He spent a few years after school working in the civil service, based in Glasgow, but with the outbreak of the Second World War he joined the Royal Signals and was soon posted to Singapore. The island fell to the Japanese within months of his arrival and he had the unhappy task of sending the signal of surrender.

The privations of three-and-a-half years as a Japanese prisoner of war left an indelible mark. Unknown to his captors, he managed to keep a secret diary, written with a stub of pencil on sheets of rice paper detailing what he endured. It ultimately returned home with him and has recently been privately published.

His horrendous experience enabled him to put into context the inevitable peaks and troughs, trials and tribulations alongside the high points which marked his life in the years that followed.

After his release, he spent time in America where his strength was regained, then returned to Edinburgh and married his sweetheart, Mary Green, in 1947. Peter then joined the family business, becoming the second generation to run it.

A long, happy marriage ensued, bringing the birth of three children, Glenn, John and Anne. John later became the third generation to run the business.

While the family was still young they took on a second project – setting up and running the well respected and successful Marvin Guest House in Pilrig, which continued to also be their home until their later years.

In 2000, after being widowed, Peter downsized and in his 80s moved to a flat near Inverleith.

He continued to enjoy a full and busy life, pursuing numerous interests and getting good use of his bus pass, frequently being found in the local auction houses viewing sales, and enthusiastically enjoying exhibitions in the city’s art galleries.
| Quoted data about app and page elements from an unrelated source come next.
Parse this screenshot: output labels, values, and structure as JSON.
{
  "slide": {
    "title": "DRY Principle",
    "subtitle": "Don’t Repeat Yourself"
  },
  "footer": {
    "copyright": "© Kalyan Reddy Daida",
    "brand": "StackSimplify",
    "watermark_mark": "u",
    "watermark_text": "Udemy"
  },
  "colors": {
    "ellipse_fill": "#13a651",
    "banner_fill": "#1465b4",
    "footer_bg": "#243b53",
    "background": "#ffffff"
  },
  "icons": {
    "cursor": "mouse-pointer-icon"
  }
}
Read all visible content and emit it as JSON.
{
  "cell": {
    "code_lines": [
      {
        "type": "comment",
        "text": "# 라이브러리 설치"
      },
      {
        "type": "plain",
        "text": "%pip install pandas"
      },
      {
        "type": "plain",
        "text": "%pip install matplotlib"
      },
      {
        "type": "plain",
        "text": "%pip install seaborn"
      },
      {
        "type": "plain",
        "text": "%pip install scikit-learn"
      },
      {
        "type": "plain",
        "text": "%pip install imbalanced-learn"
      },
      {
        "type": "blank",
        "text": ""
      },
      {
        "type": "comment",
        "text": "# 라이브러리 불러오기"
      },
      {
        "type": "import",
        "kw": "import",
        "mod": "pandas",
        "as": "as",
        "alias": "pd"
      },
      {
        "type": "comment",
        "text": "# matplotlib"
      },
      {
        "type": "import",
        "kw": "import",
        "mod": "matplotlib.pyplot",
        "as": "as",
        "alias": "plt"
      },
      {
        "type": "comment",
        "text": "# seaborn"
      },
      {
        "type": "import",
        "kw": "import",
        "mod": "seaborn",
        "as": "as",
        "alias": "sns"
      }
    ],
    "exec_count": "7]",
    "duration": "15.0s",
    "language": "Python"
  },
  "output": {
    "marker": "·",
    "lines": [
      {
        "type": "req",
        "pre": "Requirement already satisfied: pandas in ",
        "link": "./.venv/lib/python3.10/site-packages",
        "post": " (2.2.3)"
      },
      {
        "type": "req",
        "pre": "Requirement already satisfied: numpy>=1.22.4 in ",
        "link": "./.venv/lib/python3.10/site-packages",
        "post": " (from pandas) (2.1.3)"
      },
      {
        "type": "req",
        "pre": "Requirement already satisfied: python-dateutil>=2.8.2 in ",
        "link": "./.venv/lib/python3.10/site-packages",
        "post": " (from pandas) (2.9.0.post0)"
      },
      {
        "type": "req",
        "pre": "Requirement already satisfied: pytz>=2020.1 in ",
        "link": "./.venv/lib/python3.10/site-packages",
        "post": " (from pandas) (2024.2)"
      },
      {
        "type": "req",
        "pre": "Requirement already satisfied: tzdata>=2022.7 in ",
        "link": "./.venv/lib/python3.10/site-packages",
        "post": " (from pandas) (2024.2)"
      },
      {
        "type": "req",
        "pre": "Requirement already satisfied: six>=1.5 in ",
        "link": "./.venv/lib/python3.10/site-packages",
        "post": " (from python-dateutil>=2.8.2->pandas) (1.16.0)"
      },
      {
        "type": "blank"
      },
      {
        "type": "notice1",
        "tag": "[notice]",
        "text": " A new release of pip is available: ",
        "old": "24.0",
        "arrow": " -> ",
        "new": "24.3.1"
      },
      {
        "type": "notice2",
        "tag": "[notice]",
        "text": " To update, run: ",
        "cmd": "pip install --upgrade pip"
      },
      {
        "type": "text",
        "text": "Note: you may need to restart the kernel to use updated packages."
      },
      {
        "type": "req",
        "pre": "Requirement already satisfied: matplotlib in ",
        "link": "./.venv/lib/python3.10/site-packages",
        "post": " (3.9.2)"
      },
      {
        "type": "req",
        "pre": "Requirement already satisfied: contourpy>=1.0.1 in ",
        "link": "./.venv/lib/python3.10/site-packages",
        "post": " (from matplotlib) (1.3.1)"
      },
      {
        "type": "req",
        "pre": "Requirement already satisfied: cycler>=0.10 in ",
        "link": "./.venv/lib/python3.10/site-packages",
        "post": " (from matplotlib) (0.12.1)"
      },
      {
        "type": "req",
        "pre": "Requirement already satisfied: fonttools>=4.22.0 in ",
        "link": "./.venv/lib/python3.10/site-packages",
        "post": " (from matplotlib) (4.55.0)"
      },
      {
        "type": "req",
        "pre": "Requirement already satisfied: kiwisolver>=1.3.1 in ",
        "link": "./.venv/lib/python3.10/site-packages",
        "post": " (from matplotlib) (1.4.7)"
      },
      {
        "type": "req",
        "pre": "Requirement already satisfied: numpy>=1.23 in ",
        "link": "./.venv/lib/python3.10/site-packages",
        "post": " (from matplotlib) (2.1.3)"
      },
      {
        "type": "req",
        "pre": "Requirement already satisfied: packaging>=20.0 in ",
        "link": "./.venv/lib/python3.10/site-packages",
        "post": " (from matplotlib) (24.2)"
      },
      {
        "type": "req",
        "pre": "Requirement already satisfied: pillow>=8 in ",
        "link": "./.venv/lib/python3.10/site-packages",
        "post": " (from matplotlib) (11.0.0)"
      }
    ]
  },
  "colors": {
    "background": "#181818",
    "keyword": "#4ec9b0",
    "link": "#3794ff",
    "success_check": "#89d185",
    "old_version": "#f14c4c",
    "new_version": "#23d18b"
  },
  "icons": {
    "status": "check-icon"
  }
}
A good deal of time was also spent keeping in contact with the many relatives spread around the world, mainly in the United States, and he was a constant source of family news.

After a fall in late 2013 his health slowly declined but he continued to display a lively interest in all aspects of daily life and was still a voracious reader until the end.